The problem ->
Make an exact copy of all the data, pictures excluded.

Input data ->
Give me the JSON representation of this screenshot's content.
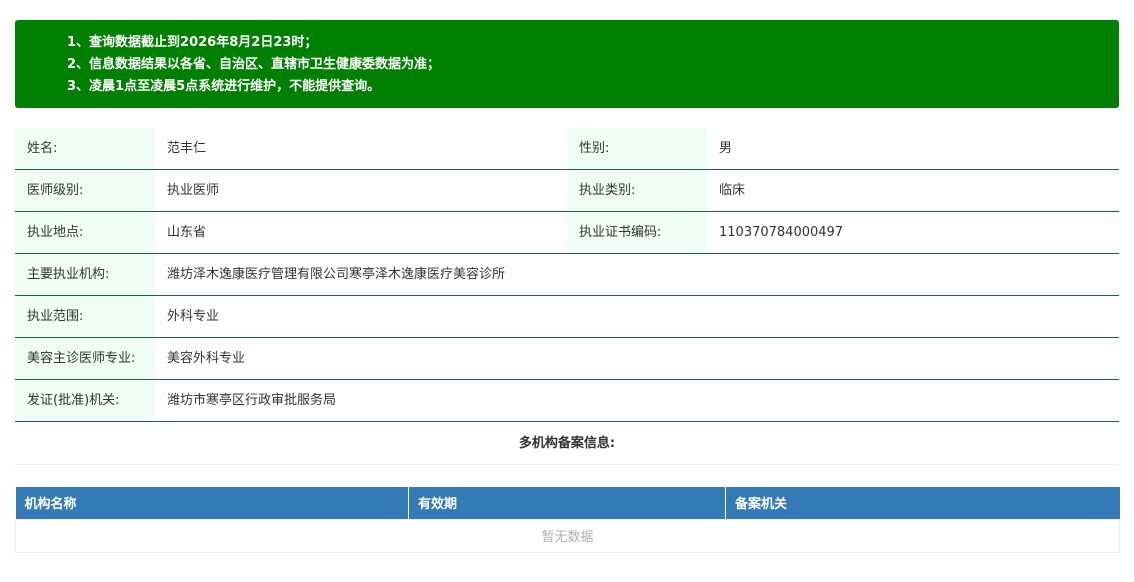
{
  "notice": {
    "lines": [
      "1、查询数据截止到2026年8月2日23时；",
      "2、信息数据结果以各省、自治区、直辖市卫生健康委数据为准；",
      "3、凌晨1点至凌晨5点系统进行维护，不能提供查询。"
    ]
  },
  "info": {
    "name_label": "姓名:",
    "name": "范丰仁",
    "gender_label": "性别:",
    "gender": "男",
    "level_label": "医师级别:",
    "level": "执业医师",
    "category_label": "执业类别:",
    "category": "临床",
    "location_label": "执业地点:",
    "location": "山东省",
    "cert_label": "执业证书编码:",
    "cert": "110370784000497",
    "institution_label": "主要执业机构:",
    "institution": "潍坊泽木逸康医疗管理有限公司寒亭泽木逸康医疗美容诊所",
    "scope_label": "执业范围:",
    "scope": "外科专业",
    "beauty_label": "美容主诊医师专业:",
    "beauty": "美容外科专业",
    "authority_label": "发证(批准)机关:",
    "authority": "潍坊市寒亭区行政审批服务局"
  },
  "records": {
    "title": "多机构备案信息:",
    "columns": [
      "机构名称",
      "有效期",
      "备案机关"
    ],
    "empty_text": "暂无数据"
  },
  "colors": {
    "notice_bg": "#008000",
    "header_bg": "#337ab7",
    "label_bg": "#f0fdf7",
    "row_border": "#1f5d4e"
  }
}
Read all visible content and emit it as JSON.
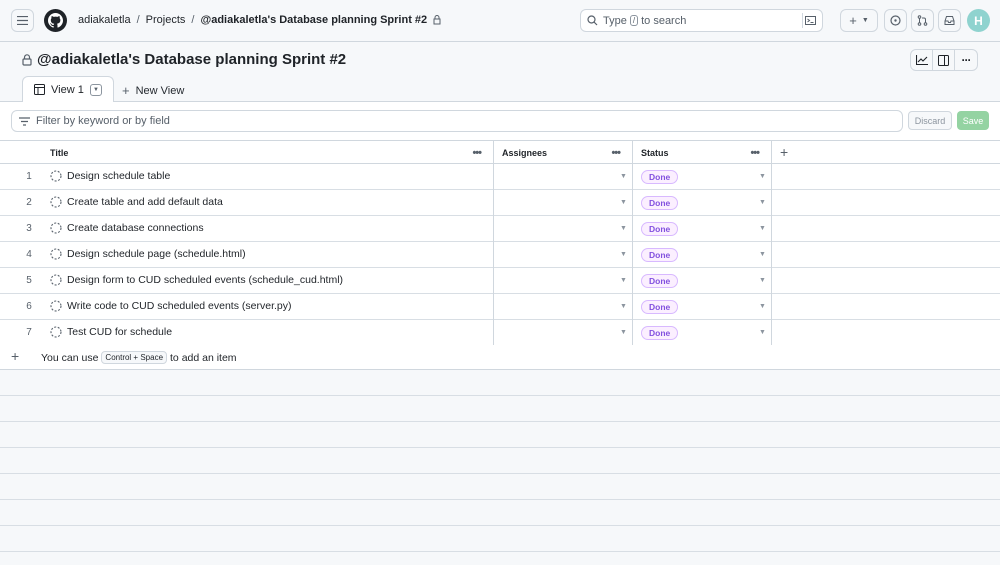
{
  "header": {
    "breadcrumbs": [
      "adiakaletla",
      "Projects",
      "@adiakaletla's Database planning Sprint #2"
    ],
    "search": {
      "prefix": "Type",
      "key": "/",
      "suffix": "to search"
    },
    "avatar_initial": "H"
  },
  "project": {
    "title": "@adiakaletla's Database planning Sprint #2"
  },
  "tabs": {
    "view1": "View 1",
    "new_view": "New View"
  },
  "filter": {
    "placeholder": "Filter by keyword or by field",
    "discard": "Discard",
    "save": "Save"
  },
  "table": {
    "columns": [
      "Title",
      "Assignees",
      "Status"
    ],
    "rows": [
      {
        "num": "1",
        "title": "Design schedule table",
        "status": "Done"
      },
      {
        "num": "2",
        "title": "Create table and add default data",
        "status": "Done"
      },
      {
        "num": "3",
        "title": "Create database connections",
        "status": "Done"
      },
      {
        "num": "4",
        "title": "Design schedule page (schedule.html)",
        "status": "Done"
      },
      {
        "num": "5",
        "title": "Design form to CUD scheduled events (schedule_cud.html)",
        "status": "Done"
      },
      {
        "num": "6",
        "title": "Write code to CUD scheduled events (server.py)",
        "status": "Done"
      },
      {
        "num": "7",
        "title": "Test CUD for schedule",
        "status": "Done"
      }
    ],
    "add_item": {
      "prefix": "You can use",
      "shortcut": "Control + Space",
      "suffix": "to add an item"
    }
  },
  "colors": {
    "accent": "#8250df",
    "save": "#94d3a2",
    "border": "#d0d7de"
  }
}
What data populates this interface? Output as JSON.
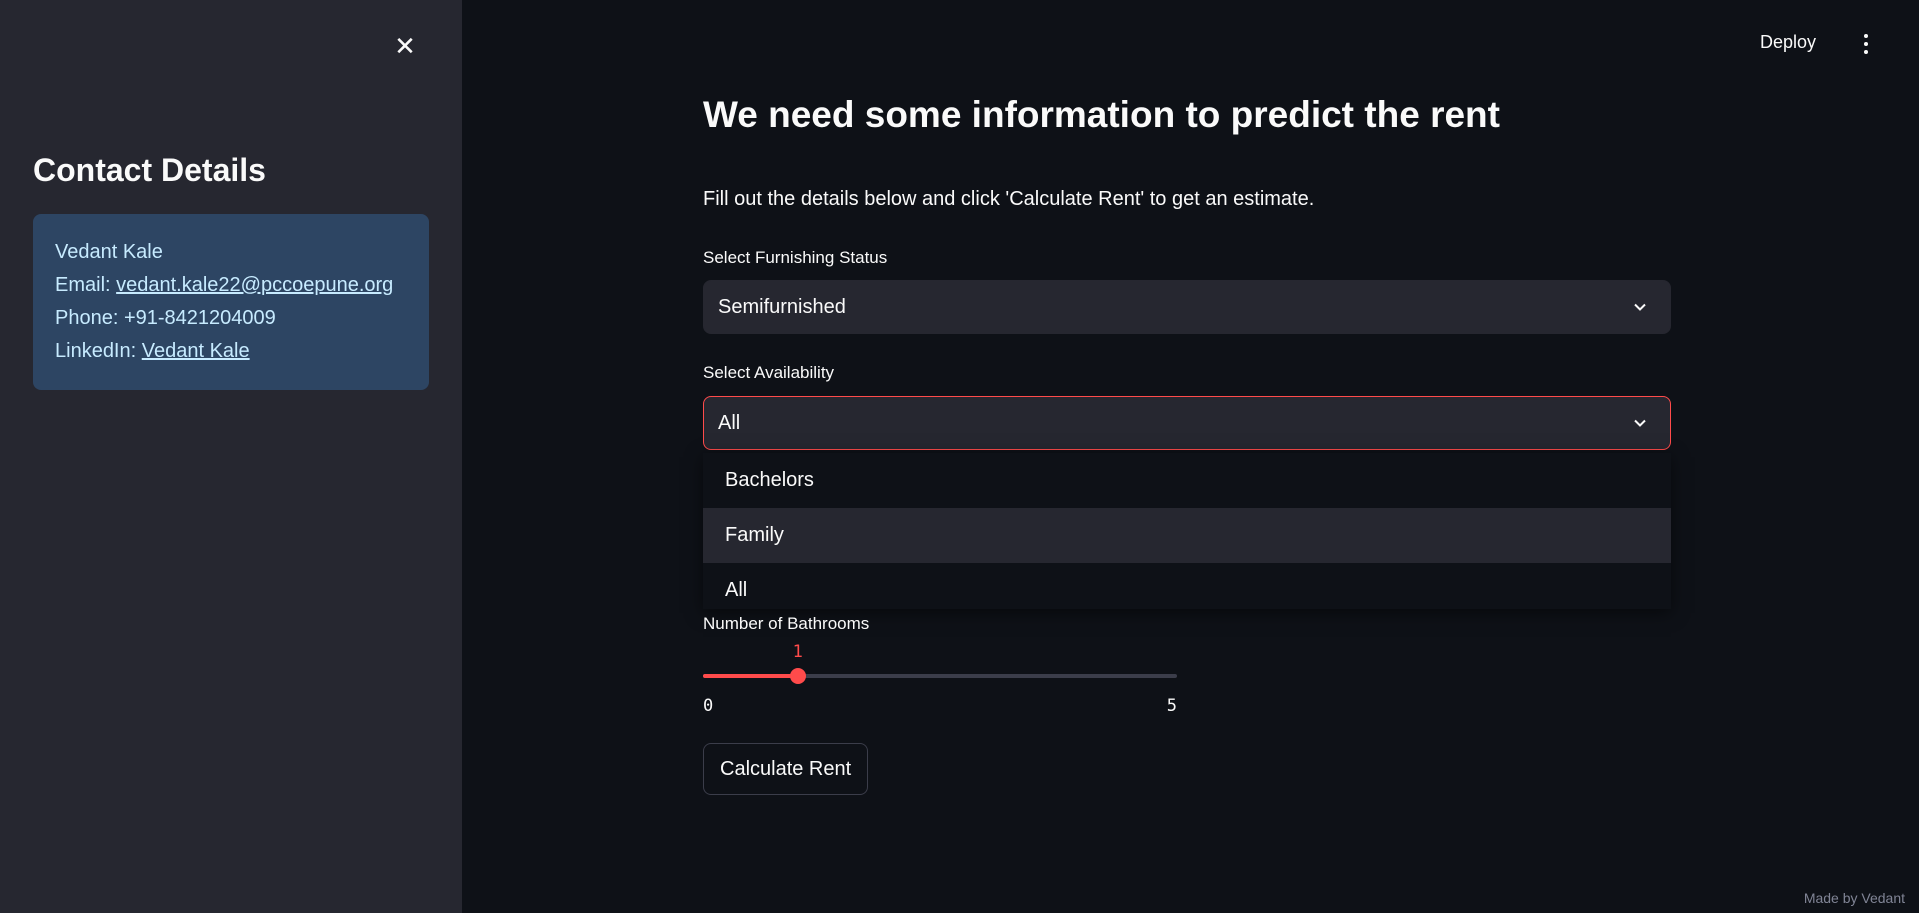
{
  "sidebar": {
    "close_icon": "close-icon",
    "title": "Contact Details",
    "contact": {
      "name": "Vedant Kale",
      "email_label": "Email: ",
      "email": "vedant.kale22@pccoepune.org",
      "phone": "Phone: +91-8421204009",
      "linkedin_label": "LinkedIn: ",
      "linkedin": "Vedant Kale"
    }
  },
  "header": {
    "deploy_label": "Deploy",
    "menu_icon": "kebab-menu-icon"
  },
  "main": {
    "title": "We need some information to predict the rent",
    "intro": "Fill out the details below and click 'Calculate Rent' to get an estimate.",
    "furnishing": {
      "label": "Select Furnishing Status",
      "value": "Semifurnished"
    },
    "availability": {
      "label": "Select Availability",
      "value": "All",
      "options": [
        "Bachelors",
        "Family",
        "All"
      ],
      "hovered": "Family"
    },
    "bathrooms": {
      "label": "Number of Bathrooms",
      "value": "1",
      "min": "0",
      "max": "5",
      "fraction": 0.2
    },
    "calculate_label": "Calculate Rent"
  },
  "footer": "Made by Vedant",
  "colors": {
    "accent": "#ff4b4b",
    "background": "#0e1117",
    "sidebar": "#262730",
    "card": "#2d4563"
  }
}
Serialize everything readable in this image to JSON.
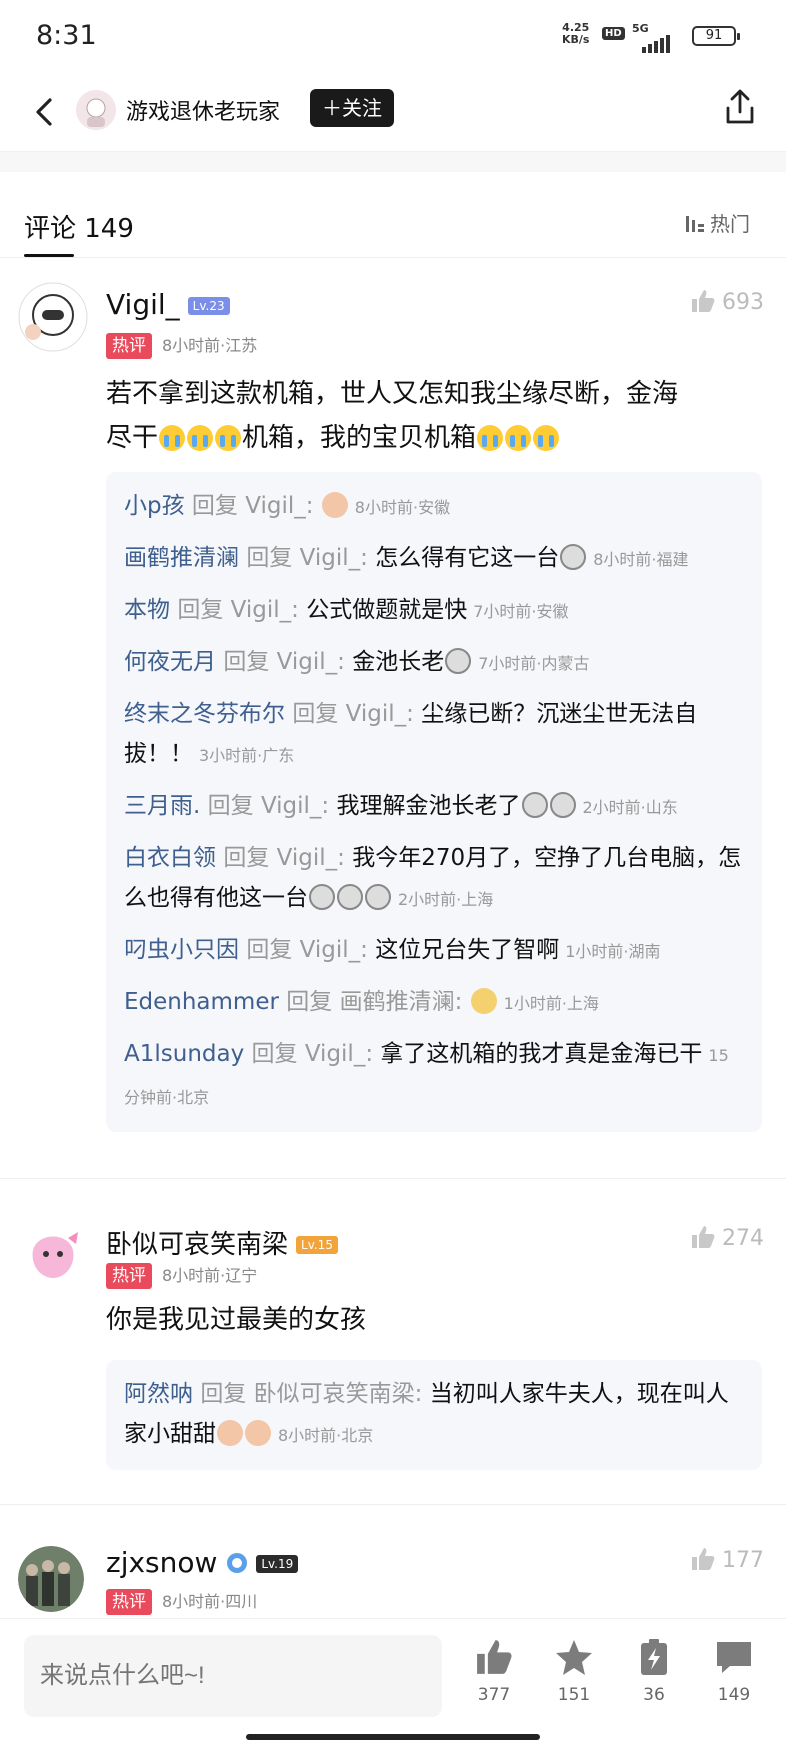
{
  "status_bar": {
    "time": "8:31",
    "net_speed": "4.25\nKB/s",
    "hd": "HD",
    "network": "5G",
    "battery": "91"
  },
  "header": {
    "author_name": "游戏退休老玩家",
    "follow_label": "＋关注"
  },
  "comments_header": {
    "title": "评论 149",
    "sort_label": "热门"
  },
  "comments": [
    {
      "user": "Vigil_",
      "level": "Lv.23",
      "level_color": "#7b8ee8",
      "hot_badge": "热评",
      "meta": "8小时前·江苏",
      "likes": "693",
      "text_lines": [
        "若不拿到这款机箱，世人又怎知我尘缘尽断，金海",
        "尽干",
        "机箱，我的宝贝机箱"
      ],
      "replies": [
        {
          "user": "小p孩",
          "reply_word": "回复",
          "target": "Vigil_:",
          "content": "",
          "time": "8小时前·安徽"
        },
        {
          "user": "画鹤推清澜",
          "reply_word": "回复",
          "target": "Vigil_:",
          "content": "怎么得有它这一台",
          "time": "8小时前·福建"
        },
        {
          "user": "本物",
          "reply_word": "回复",
          "target": "Vigil_:",
          "content": "公式做题就是快",
          "time": "7小时前·安徽"
        },
        {
          "user": "何夜无月",
          "reply_word": "回复",
          "target": "Vigil_:",
          "content": "金池长老",
          "time": "7小时前·内蒙古"
        },
        {
          "user": "终末之冬芬布尔",
          "reply_word": "回复",
          "target": "Vigil_:",
          "content": "尘缘已断？沉迷尘世无法自拔！！",
          "time": "3小时前·广东"
        },
        {
          "user": "三月雨.",
          "reply_word": "回复",
          "target": "Vigil_:",
          "content": "我理解金池长老了",
          "time": "2小时前·山东"
        },
        {
          "user": "白衣白领",
          "reply_word": "回复",
          "target": "Vigil_:",
          "content": "我今年270月了，空挣了几台电脑，怎么也得有他这一台",
          "time": "2小时前·上海"
        },
        {
          "user": "叼虫小只因",
          "reply_word": "回复",
          "target": "Vigil_:",
          "content": "这位兄台失了智啊",
          "time": "1小时前·湖南"
        },
        {
          "user": "Edenhammer",
          "reply_word": "回复",
          "target": "画鹤推清澜:",
          "content": "",
          "time": "1小时前·上海"
        },
        {
          "user": "A1lsunday",
          "reply_word": "回复",
          "target": "Vigil_:",
          "content": "拿了这机箱的我才真是金海已干",
          "time": "15分钟前·北京"
        }
      ]
    },
    {
      "user": "卧似可哀笑南梁",
      "level": "Lv.15",
      "level_color": "#f2a33a",
      "hot_badge": "热评",
      "meta": "8小时前·辽宁",
      "likes": "274",
      "text_lines": [
        "你是我见过最美的女孩"
      ],
      "replies": [
        {
          "user": "阿然呐",
          "reply_word": "回复",
          "target": "卧似可哀笑南梁:",
          "content": "当初叫人家牛夫人，现在叫人家小甜甜",
          "time": "8小时前·北京"
        }
      ]
    },
    {
      "user": "zjxsnow",
      "level": "Lv.19",
      "level_color": "#2b2b2b",
      "hot_badge": "热评",
      "meta": "8小时前·四川",
      "likes": "177"
    }
  ],
  "bottom_bar": {
    "input_placeholder": "来说点什么吧~!",
    "like_count": "377",
    "star_count": "151",
    "charge_count": "36",
    "comment_count": "149"
  }
}
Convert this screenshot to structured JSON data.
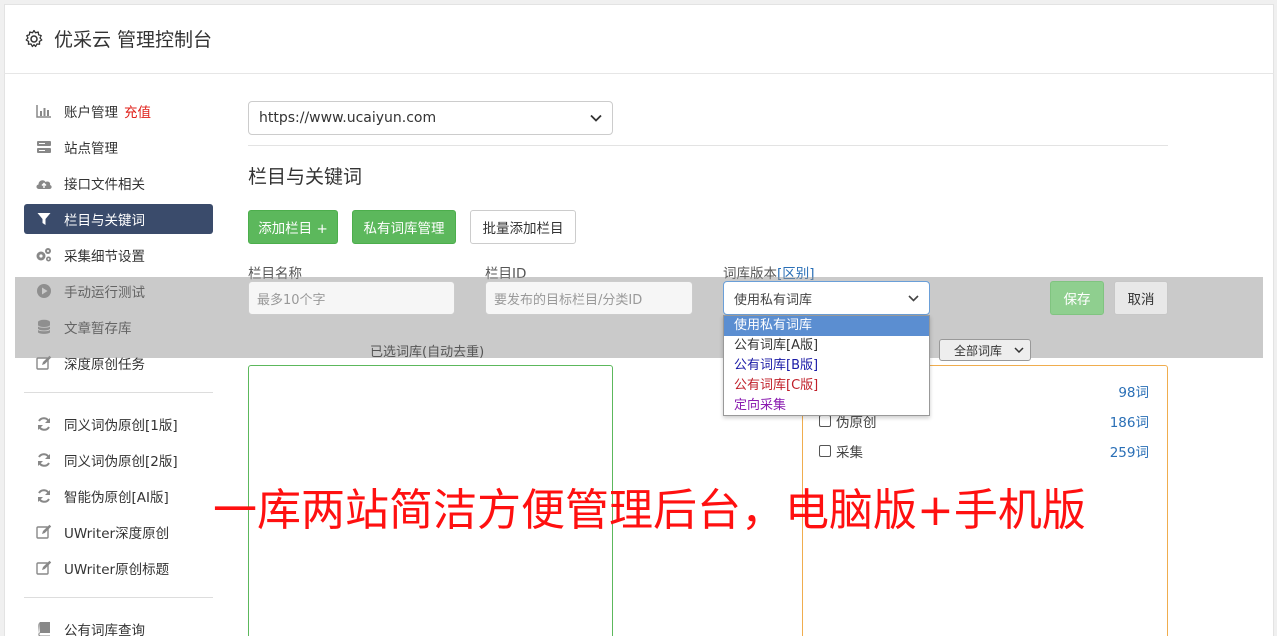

Answer to this exercise ->
Give me the JSON representation of this screenshot's content.
{
  "notice": {
    "lines": [
      "1、查询数据截止到2026年8月2日23时；",
      "2、信息数据结果以各省、自治区、直辖市卫生健康委数据为准；",
      "3、凌晨1点至凌晨5点系统进行维护，不能提供查询。"
    ]
  },
  "info": {
    "name_label": "姓名:",
    "name": "范丰仁",
    "gender_label": "性别:",
    "gender": "男",
    "level_label": "医师级别:",
    "level": "执业医师",
    "category_label": "执业类别:",
    "category": "临床",
    "location_label": "执业地点:",
    "location": "山东省",
    "cert_label": "执业证书编码:",
    "cert": "110370784000497",
    "institution_label": "主要执业机构:",
    "institution": "潍坊泽木逸康医疗管理有限公司寒亭泽木逸康医疗美容诊所",
    "scope_label": "执业范围:",
    "scope": "外科专业",
    "beauty_label": "美容主诊医师专业:",
    "beauty": "美容外科专业",
    "authority_label": "发证(批准)机关:",
    "authority": "潍坊市寒亭区行政审批服务局"
  },
  "records": {
    "title": "多机构备案信息:",
    "columns": [
      "机构名称",
      "有效期",
      "备案机关"
    ],
    "empty_text": "暂无数据"
  },
  "colors": {
    "notice_bg": "#008000",
    "header_bg": "#337ab7",
    "label_bg": "#f0fdf7",
    "row_border": "#1f5d4e"
  }
}
Read all visible content and emit it as JSON.
{
  "header": {
    "breadcrumbs": [
      "adiakaletla",
      "Projects",
      "@adiakaletla's Database planning Sprint #2"
    ],
    "search": {
      "prefix": "Type",
      "key": "/",
      "suffix": "to search"
    },
    "avatar_initial": "H"
  },
  "project": {
    "title": "@adiakaletla's Database planning Sprint #2"
  },
  "tabs": {
    "view1": "View 1",
    "new_view": "New View"
  },
  "filter": {
    "placeholder": "Filter by keyword or by field",
    "discard": "Discard",
    "save": "Save"
  },
  "table": {
    "columns": [
      "Title",
      "Assignees",
      "Status"
    ],
    "rows": [
      {
        "num": "1",
        "title": "Design schedule table",
        "status": "Done"
      },
      {
        "num": "2",
        "title": "Create table and add default data",
        "status": "Done"
      },
      {
        "num": "3",
        "title": "Create database connections",
        "status": "Done"
      },
      {
        "num": "4",
        "title": "Design schedule page (schedule.html)",
        "status": "Done"
      },
      {
        "num": "5",
        "title": "Design form to CUD scheduled events (schedule_cud.html)",
        "status": "Done"
      },
      {
        "num": "6",
        "title": "Write code to CUD scheduled events (server.py)",
        "status": "Done"
      },
      {
        "num": "7",
        "title": "Test CUD for schedule",
        "status": "Done"
      }
    ],
    "add_item": {
      "prefix": "You can use",
      "shortcut": "Control + Space",
      "suffix": "to add an item"
    }
  },
  "colors": {
    "accent": "#8250df",
    "save": "#94d3a2",
    "border": "#d0d7de"
  }
}
What data populates this interface? Output as JSON.
{
  "sidebar": {
    "close_icon": "close-icon",
    "title": "Contact Details",
    "contact": {
      "name": "Vedant Kale",
      "email_label": "Email: ",
      "email": "vedant.kale22@pccoepune.org",
      "phone": "Phone: +91-8421204009",
      "linkedin_label": "LinkedIn: ",
      "linkedin": "Vedant Kale"
    }
  },
  "header": {
    "deploy_label": "Deploy",
    "menu_icon": "kebab-menu-icon"
  },
  "main": {
    "title": "We need some information to predict the rent",
    "intro": "Fill out the details below and click 'Calculate Rent' to get an estimate.",
    "furnishing": {
      "label": "Select Furnishing Status",
      "value": "Semifurnished"
    },
    "availability": {
      "label": "Select Availability",
      "value": "All",
      "options": [
        "Bachelors",
        "Family",
        "All"
      ],
      "hovered": "Family"
    },
    "bathrooms": {
      "label": "Number of Bathrooms",
      "value": "1",
      "min": "0",
      "max": "5",
      "fraction": 0.2
    },
    "calculate_label": "Calculate Rent"
  },
  "footer": "Made by Vedant",
  "colors": {
    "accent": "#ff4b4b",
    "background": "#0e1117",
    "sidebar": "#262730",
    "card": "#2d4563"
  }
}
Serialize everything readable in this image to JSON.
{
  "status_bar": {
    "time": "8:31",
    "net_speed": "4.25\nKB/s",
    "hd": "HD",
    "network": "5G",
    "battery": "91"
  },
  "header": {
    "author_name": "游戏退休老玩家",
    "follow_label": "＋关注"
  },
  "comments_header": {
    "title": "评论 149",
    "sort_label": "热门"
  },
  "comments": [
    {
      "user": "Vigil_",
      "level": "Lv.23",
      "level_color": "#7b8ee8",
      "hot_badge": "热评",
      "meta": "8小时前·江苏",
      "likes": "693",
      "text_lines": [
        "若不拿到这款机箱，世人又怎知我尘缘尽断，金海",
        "尽干",
        "机箱，我的宝贝机箱"
      ],
      "replies": [
        {
          "user": "小p孩",
          "reply_word": "回复",
          "target": "Vigil_:",
          "content": "",
          "time": "8小时前·安徽"
        },
        {
          "user": "画鹤推清澜",
          "reply_word": "回复",
          "target": "Vigil_:",
          "content": "怎么得有它这一台",
          "time": "8小时前·福建"
        },
        {
          "user": "本物",
          "reply_word": "回复",
          "target": "Vigil_:",
          "content": "公式做题就是快",
          "time": "7小时前·安徽"
        },
        {
          "user": "何夜无月",
          "reply_word": "回复",
          "target": "Vigil_:",
          "content": "金池长老",
          "time": "7小时前·内蒙古"
        },
        {
          "user": "终末之冬芬布尔",
          "reply_word": "回复",
          "target": "Vigil_:",
          "content": "尘缘已断？沉迷尘世无法自拔！！",
          "time": "3小时前·广东"
        },
        {
          "user": "三月雨.",
          "reply_word": "回复",
          "target": "Vigil_:",
          "content": "我理解金池长老了",
          "time": "2小时前·山东"
        },
        {
          "user": "白衣白领",
          "reply_word": "回复",
          "target": "Vigil_:",
          "content": "我今年270月了，空挣了几台电脑，怎么也得有他这一台",
          "time": "2小时前·上海"
        },
        {
          "user": "叼虫小只因",
          "reply_word": "回复",
          "target": "Vigil_:",
          "content": "这位兄台失了智啊",
          "time": "1小时前·湖南"
        },
        {
          "user": "Edenhammer",
          "reply_word": "回复",
          "target": "画鹤推清澜:",
          "content": "",
          "time": "1小时前·上海"
        },
        {
          "user": "A1lsunday",
          "reply_word": "回复",
          "target": "Vigil_:",
          "content": "拿了这机箱的我才真是金海已干",
          "time": "15分钟前·北京"
        }
      ]
    },
    {
      "user": "卧似可哀笑南梁",
      "level": "Lv.15",
      "level_color": "#f2a33a",
      "hot_badge": "热评",
      "meta": "8小时前·辽宁",
      "likes": "274",
      "text_lines": [
        "你是我见过最美的女孩"
      ],
      "replies": [
        {
          "user": "阿然呐",
          "reply_word": "回复",
          "target": "卧似可哀笑南梁:",
          "content": "当初叫人家牛夫人，现在叫人家小甜甜",
          "time": "8小时前·北京"
        }
      ]
    },
    {
      "user": "zjxsnow",
      "level": "Lv.19",
      "level_color": "#2b2b2b",
      "hot_badge": "热评",
      "meta": "8小时前·四川",
      "likes": "177"
    }
  ],
  "bottom_bar": {
    "input_placeholder": "来说点什么吧~!",
    "like_count": "377",
    "star_count": "151",
    "charge_count": "36",
    "comment_count": "149"
  }
}
Convert this screenshot to structured JSON data.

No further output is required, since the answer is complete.